  • Before surgery, Ariel and Zan would “sleep huddled together, praying God would not take one of us alone.” During that same time, Ariel “repeated silent prayers. ‘Please make this pain stop,’ I kept begging, over and over again. . . I don’t know who I was talking to. Maybe to God, maybe to myself. I just wanted it to end.”
  • When Picasso’s sister was ill, Picasso “tried to make a deal with God to save her. If he spared Conchita, Picasso vowed never to paint again.” After Conchita died, “Picasso felt simultaneously angry toward God and relieved about what his sister’s death meant for his future. He was still free to be a painter.”
  • Before one surgery, Ariel prayed, “God I’m so scared.
  • Many people teased Ariel because of her eyes. She says, “Not a day went by that I did not pray, asking God to give me eyes that were symmetrical.”
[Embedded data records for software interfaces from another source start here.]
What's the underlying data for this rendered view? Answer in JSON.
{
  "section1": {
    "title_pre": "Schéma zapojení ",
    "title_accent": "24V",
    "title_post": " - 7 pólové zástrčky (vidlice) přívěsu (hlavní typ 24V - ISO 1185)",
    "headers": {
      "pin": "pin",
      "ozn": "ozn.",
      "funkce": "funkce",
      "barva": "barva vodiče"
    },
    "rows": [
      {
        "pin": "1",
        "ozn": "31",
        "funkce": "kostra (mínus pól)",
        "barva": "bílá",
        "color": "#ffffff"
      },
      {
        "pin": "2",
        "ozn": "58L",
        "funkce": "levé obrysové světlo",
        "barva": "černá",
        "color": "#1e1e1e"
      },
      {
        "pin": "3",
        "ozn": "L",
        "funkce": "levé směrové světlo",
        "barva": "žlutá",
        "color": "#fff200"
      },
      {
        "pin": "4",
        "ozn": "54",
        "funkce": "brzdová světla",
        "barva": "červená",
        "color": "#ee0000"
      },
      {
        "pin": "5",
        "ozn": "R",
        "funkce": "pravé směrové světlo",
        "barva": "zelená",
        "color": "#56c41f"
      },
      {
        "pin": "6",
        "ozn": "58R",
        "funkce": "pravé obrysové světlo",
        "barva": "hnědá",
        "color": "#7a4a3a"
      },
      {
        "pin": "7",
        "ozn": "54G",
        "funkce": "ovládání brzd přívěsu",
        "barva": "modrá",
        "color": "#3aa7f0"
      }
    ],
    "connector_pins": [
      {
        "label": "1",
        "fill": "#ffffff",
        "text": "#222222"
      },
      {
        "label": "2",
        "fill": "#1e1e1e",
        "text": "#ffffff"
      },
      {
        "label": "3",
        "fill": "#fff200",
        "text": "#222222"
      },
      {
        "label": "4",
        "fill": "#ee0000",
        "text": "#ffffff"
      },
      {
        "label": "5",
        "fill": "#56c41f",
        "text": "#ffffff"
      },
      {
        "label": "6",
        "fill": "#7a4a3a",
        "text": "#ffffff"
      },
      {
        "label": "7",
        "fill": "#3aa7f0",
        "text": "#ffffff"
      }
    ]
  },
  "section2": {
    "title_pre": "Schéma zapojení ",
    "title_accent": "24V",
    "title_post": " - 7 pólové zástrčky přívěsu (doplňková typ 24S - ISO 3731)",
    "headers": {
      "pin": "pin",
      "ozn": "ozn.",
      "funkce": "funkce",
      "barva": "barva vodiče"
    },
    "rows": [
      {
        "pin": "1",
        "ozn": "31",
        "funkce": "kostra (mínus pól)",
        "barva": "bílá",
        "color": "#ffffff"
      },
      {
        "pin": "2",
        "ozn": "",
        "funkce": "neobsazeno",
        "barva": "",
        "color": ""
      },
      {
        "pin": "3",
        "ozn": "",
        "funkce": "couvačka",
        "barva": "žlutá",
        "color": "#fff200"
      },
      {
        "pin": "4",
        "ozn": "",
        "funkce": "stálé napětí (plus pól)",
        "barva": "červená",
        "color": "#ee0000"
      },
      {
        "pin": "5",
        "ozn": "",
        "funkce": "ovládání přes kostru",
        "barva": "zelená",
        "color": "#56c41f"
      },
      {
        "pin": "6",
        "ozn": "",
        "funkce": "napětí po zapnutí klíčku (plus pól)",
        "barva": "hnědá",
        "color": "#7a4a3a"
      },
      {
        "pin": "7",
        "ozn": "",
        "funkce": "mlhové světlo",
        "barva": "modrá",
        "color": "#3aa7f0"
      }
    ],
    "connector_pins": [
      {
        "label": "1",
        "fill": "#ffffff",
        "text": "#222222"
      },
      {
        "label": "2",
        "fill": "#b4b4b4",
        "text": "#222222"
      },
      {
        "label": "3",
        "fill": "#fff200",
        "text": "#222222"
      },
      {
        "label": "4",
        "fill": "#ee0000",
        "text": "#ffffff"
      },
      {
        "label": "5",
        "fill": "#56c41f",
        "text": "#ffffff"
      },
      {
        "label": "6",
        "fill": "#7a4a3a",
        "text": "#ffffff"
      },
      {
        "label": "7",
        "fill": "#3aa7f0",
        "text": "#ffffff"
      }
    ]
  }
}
  • Before the homecoming queen and king were announced, Ariel prayed, “Even if neither Zan nor I win, I pray the day comes when we can be seen as beautiful, too. Please help others not to see us as ugly anymore.”
  • Ariel’s counselor tells her, “And until we meet again, ay God hold you in the palm of his hand.”
Other books you may enjoy

“I believe we could paint a better world if we learned how to see from all perspectives, as many perspectives as we possibly could. Because diversity is strength. Difference is a teacher,” Hannah Gadsby. –A Face for Picasso      

Latest Reviews